**Assigned task**:
Copy every line from the records below that holds the word "vehicles".
======== Records provided ========
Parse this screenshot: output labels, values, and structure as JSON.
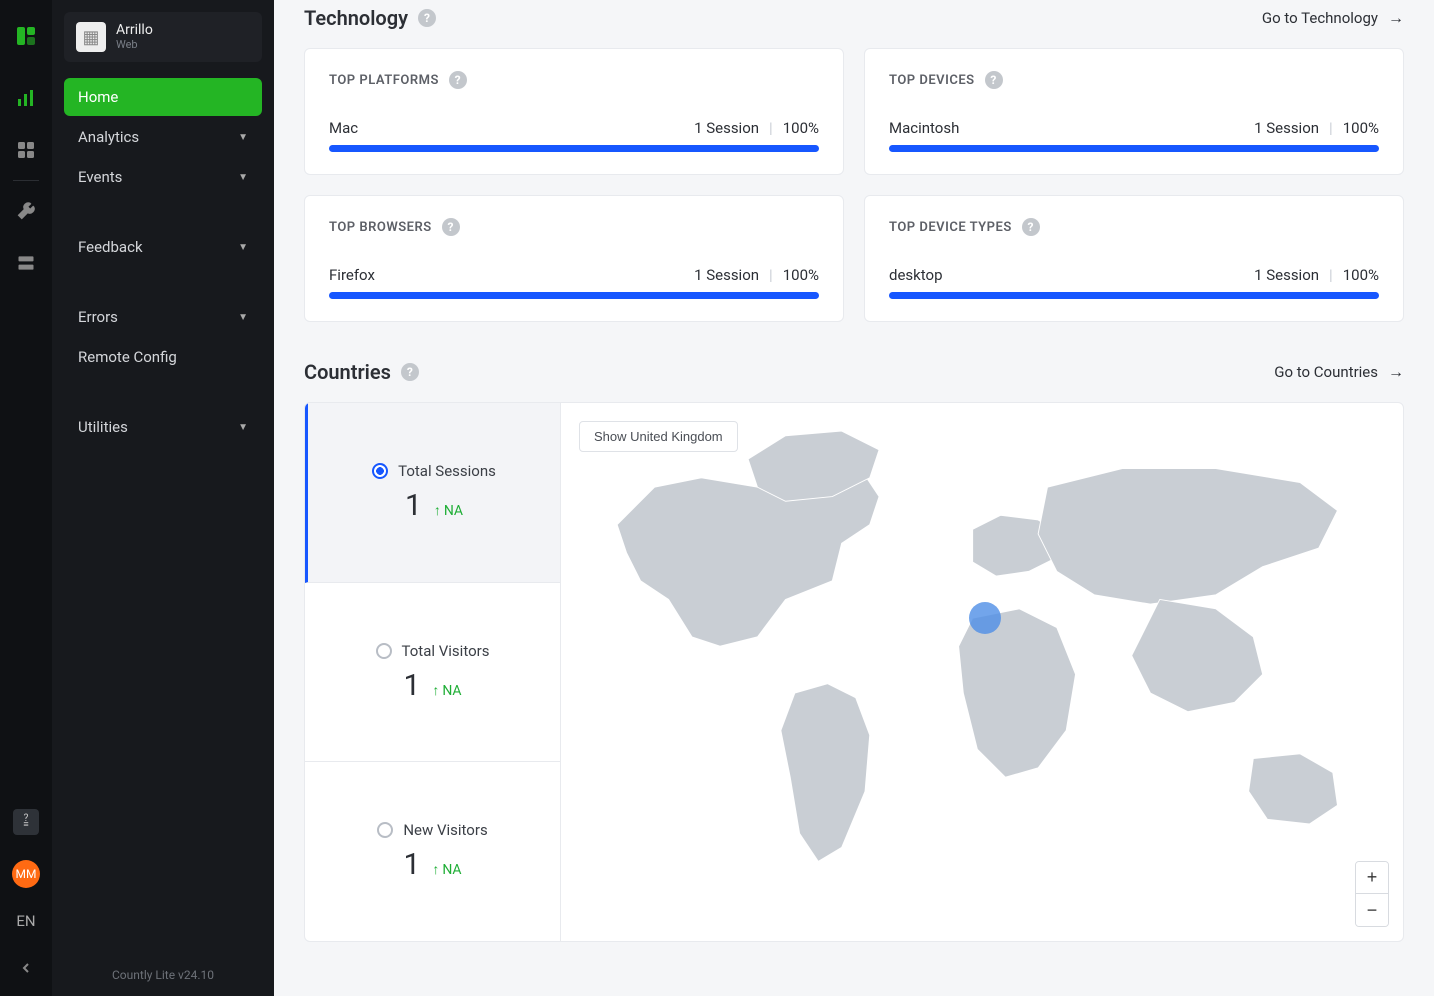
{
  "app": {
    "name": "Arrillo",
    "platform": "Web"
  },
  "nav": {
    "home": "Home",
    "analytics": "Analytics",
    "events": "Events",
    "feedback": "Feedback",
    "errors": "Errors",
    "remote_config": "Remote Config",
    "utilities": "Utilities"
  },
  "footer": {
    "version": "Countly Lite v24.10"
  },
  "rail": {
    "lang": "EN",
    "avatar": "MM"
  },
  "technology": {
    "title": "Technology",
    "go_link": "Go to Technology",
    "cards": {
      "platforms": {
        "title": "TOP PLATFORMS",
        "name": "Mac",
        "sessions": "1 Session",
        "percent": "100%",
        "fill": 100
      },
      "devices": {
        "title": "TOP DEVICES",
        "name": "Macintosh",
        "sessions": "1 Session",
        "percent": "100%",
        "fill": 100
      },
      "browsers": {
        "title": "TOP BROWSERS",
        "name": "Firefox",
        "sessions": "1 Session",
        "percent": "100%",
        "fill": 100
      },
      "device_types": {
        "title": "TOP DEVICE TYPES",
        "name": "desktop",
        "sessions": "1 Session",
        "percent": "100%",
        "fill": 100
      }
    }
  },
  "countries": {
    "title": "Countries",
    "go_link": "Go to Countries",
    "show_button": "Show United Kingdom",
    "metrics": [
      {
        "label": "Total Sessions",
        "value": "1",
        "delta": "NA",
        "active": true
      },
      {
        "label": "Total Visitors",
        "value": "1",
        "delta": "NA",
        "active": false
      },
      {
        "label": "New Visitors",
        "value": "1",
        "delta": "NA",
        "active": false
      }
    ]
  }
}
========
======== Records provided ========
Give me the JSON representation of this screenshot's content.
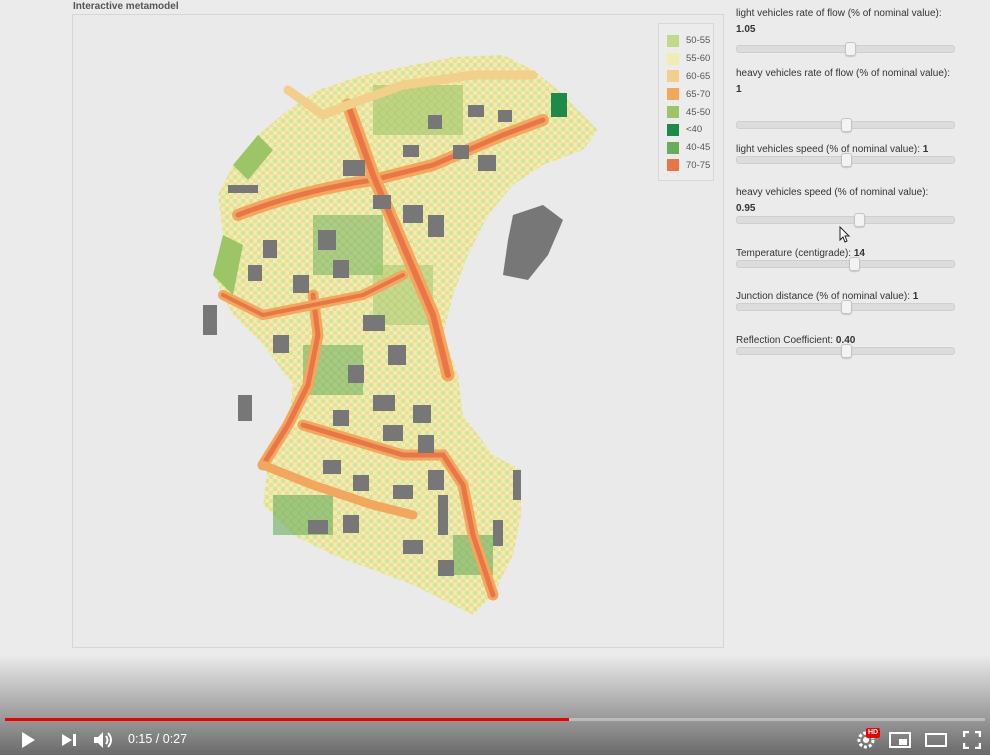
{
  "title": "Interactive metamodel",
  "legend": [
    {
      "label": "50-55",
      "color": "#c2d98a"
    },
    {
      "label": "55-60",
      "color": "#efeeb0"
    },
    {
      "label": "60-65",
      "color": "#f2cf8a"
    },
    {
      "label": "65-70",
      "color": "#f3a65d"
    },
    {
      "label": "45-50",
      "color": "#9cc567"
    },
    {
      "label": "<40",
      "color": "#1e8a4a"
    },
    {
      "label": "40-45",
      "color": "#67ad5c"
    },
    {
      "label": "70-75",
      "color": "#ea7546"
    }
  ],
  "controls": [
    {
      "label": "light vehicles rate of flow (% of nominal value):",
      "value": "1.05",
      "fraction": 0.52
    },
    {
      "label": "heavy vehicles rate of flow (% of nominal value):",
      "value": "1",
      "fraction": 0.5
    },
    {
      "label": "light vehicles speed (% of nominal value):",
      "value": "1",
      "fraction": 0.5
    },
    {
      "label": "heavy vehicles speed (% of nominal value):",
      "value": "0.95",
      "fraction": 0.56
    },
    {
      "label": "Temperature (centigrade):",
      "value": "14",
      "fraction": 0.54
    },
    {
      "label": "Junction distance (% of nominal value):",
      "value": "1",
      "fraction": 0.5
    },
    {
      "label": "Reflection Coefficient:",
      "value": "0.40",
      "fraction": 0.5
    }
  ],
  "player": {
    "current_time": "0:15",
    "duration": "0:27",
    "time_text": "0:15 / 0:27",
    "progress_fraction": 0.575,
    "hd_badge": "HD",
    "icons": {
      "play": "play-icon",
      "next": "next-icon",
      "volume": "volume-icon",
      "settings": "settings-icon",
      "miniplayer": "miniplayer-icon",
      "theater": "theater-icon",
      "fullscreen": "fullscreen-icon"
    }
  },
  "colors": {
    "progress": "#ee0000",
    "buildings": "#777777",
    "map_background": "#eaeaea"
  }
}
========
**Response to the task**:
      "label": "light vehicles rate of flow (% of nominal value):",
      "label": "heavy vehicles rate of flow (% of nominal value):",
      "label": "light vehicles speed (% of nominal value):",
      "label": "heavy vehicles speed (% of nominal value):",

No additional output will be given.